— TASK STATEMENT —
Quote the entries word for word. Omit the pictures.

— RECORD EXTRACTS —
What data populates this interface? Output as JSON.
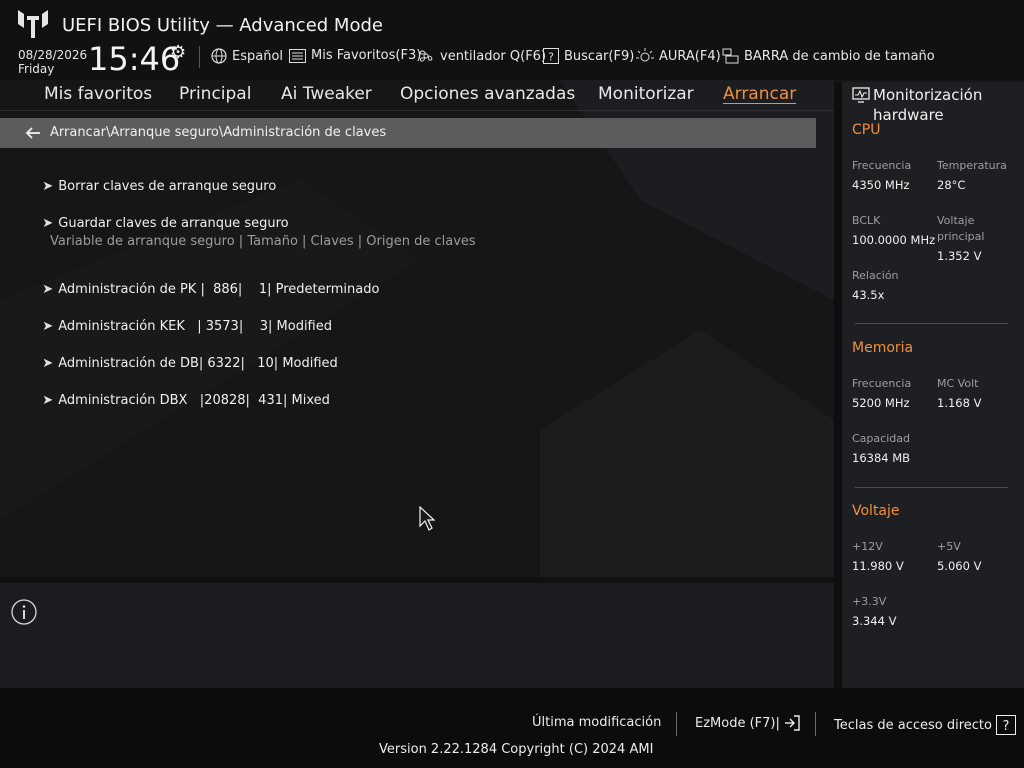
{
  "header": {
    "title": "UEFI BIOS Utility — Advanced Mode",
    "date": "08/28/2026",
    "day": "Friday",
    "time": "15:46",
    "tools": [
      {
        "label": "Español",
        "icon": "globe-icon"
      },
      {
        "label": "Mis Favoritos(F3)",
        "icon": "favorites-list-icon"
      },
      {
        "label": "ventilador Q(F6)",
        "icon": "fan-icon"
      },
      {
        "label": "Buscar(F9)",
        "icon": "help-question-icon"
      },
      {
        "label": "AURA(F4)",
        "icon": "aura-light-icon"
      },
      {
        "label": "BARRA de cambio de tamaño",
        "icon": "resize-bar-icon"
      }
    ]
  },
  "menu": {
    "tabs": [
      "Mis favoritos",
      "Principal",
      "Ai Tweaker",
      "Opciones avanzadas",
      "Monitorizar",
      "Arrancar"
    ],
    "active": "Arrancar",
    "accent_color": "#f0913a"
  },
  "breadcrumb": "Arrancar\\Arranque seguro\\Administración de claves",
  "main": {
    "items": [
      "Borrar claves de arranque seguro",
      "Guardar claves de arranque seguro"
    ],
    "info_header": "Variable de arranque seguro | Tamaño | Claves | Origen de claves",
    "key_items": [
      "Administración de PK |  886|    1| Predeterminado",
      "Administración KEK   | 3573|    3| Modified",
      "Administración de DB| 6322|   10| Modified",
      "Administración DBX   |20828|  431| Mixed"
    ]
  },
  "monitor": {
    "title": "Monitorización hardware",
    "cpu": {
      "title": "CPU",
      "freq_label": "Frecuencia",
      "freq": "4350 MHz",
      "temp_label": "Temperatura",
      "temp": "28°C",
      "bclk_label": "BCLK",
      "bclk": "100.0000 MHz",
      "vcore_label": "Voltaje principal",
      "vcore": "1.352 V",
      "ratio_label": "Relación",
      "ratio": "43.5x"
    },
    "memory": {
      "title": "Memoria",
      "freq_label": "Frecuencia",
      "freq": "5200 MHz",
      "mcvolt_label": "MC Volt",
      "mcvolt": "1.168 V",
      "cap_label": "Capacidad",
      "cap": "16384 MB"
    },
    "voltage": {
      "title": "Voltaje",
      "v12_label": "+12V",
      "v12": "11.980 V",
      "v5_label": "+5V",
      "v5": "5.060 V",
      "v33_label": "+3.3V",
      "v33": "3.344 V"
    }
  },
  "footer": {
    "last_modified": "Última modificación",
    "ezmode": "EzMode (F7)|",
    "hotkeys": "Teclas de acceso directo",
    "version": "Version 2.22.1284 Copyright (C) 2024 AMI"
  }
}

— TASK RESPONSE —
What data populates this interface? Output as JSON.
{
  "header": {
    "title": "UEFI BIOS Utility — Advanced Mode",
    "date": "08/28/2026",
    "day": "Friday",
    "time": "15:46",
    "tools": [
      {
        "label": "Español",
        "icon": "globe-icon"
      },
      {
        "label": "Mis Favoritos(F3)",
        "icon": "favorites-list-icon"
      },
      {
        "label": "ventilador Q(F6)",
        "icon": "fan-icon"
      },
      {
        "label": "Buscar(F9)",
        "icon": "help-question-icon"
      },
      {
        "label": "AURA(F4)",
        "icon": "aura-light-icon"
      },
      {
        "label": "BARRA de cambio de tamaño",
        "icon": "resize-bar-icon"
      }
    ]
  },
  "menu": {
    "tabs": [
      "Mis favoritos",
      "Principal",
      "Ai Tweaker",
      "Opciones avanzadas",
      "Monitorizar",
      "Arrancar"
    ],
    "active": "Arrancar",
    "accent_color": "#f0913a"
  },
  "breadcrumb": "Arrancar\\Arranque seguro\\Administración de claves",
  "main": {
    "items": [
      "Borrar claves de arranque seguro",
      "Guardar claves de arranque seguro"
    ],
    "info_header": "Variable de arranque seguro | Tamaño | Claves | Origen de claves",
    "key_items": [
      "Administración de PK |  886|    1| Predeterminado",
      "Administración KEK   | 3573|    3| Modified",
      "Administración de DB| 6322|   10| Modified",
      "Administración DBX   |20828|  431| Mixed"
    ]
  },
  "monitor": {
    "title": "Monitorización hardware",
    "cpu": {
      "title": "CPU",
      "freq_label": "Frecuencia",
      "freq": "4350 MHz",
      "temp_label": "Temperatura",
      "temp": "28°C",
      "bclk_label": "BCLK",
      "bclk": "100.0000 MHz",
      "vcore_label": "Voltaje principal",
      "vcore": "1.352 V",
      "ratio_label": "Relación",
      "ratio": "43.5x"
    },
    "memory": {
      "title": "Memoria",
      "freq_label": "Frecuencia",
      "freq": "5200 MHz",
      "mcvolt_label": "MC Volt",
      "mcvolt": "1.168 V",
      "cap_label": "Capacidad",
      "cap": "16384 MB"
    },
    "voltage": {
      "title": "Voltaje",
      "v12_label": "+12V",
      "v12": "11.980 V",
      "v5_label": "+5V",
      "v5": "5.060 V",
      "v33_label": "+3.3V",
      "v33": "3.344 V"
    }
  },
  "footer": {
    "last_modified": "Última modificación",
    "ezmode": "EzMode (F7)|",
    "hotkeys": "Teclas de acceso directo",
    "version": "Version 2.22.1284 Copyright (C) 2024 AMI"
  }
}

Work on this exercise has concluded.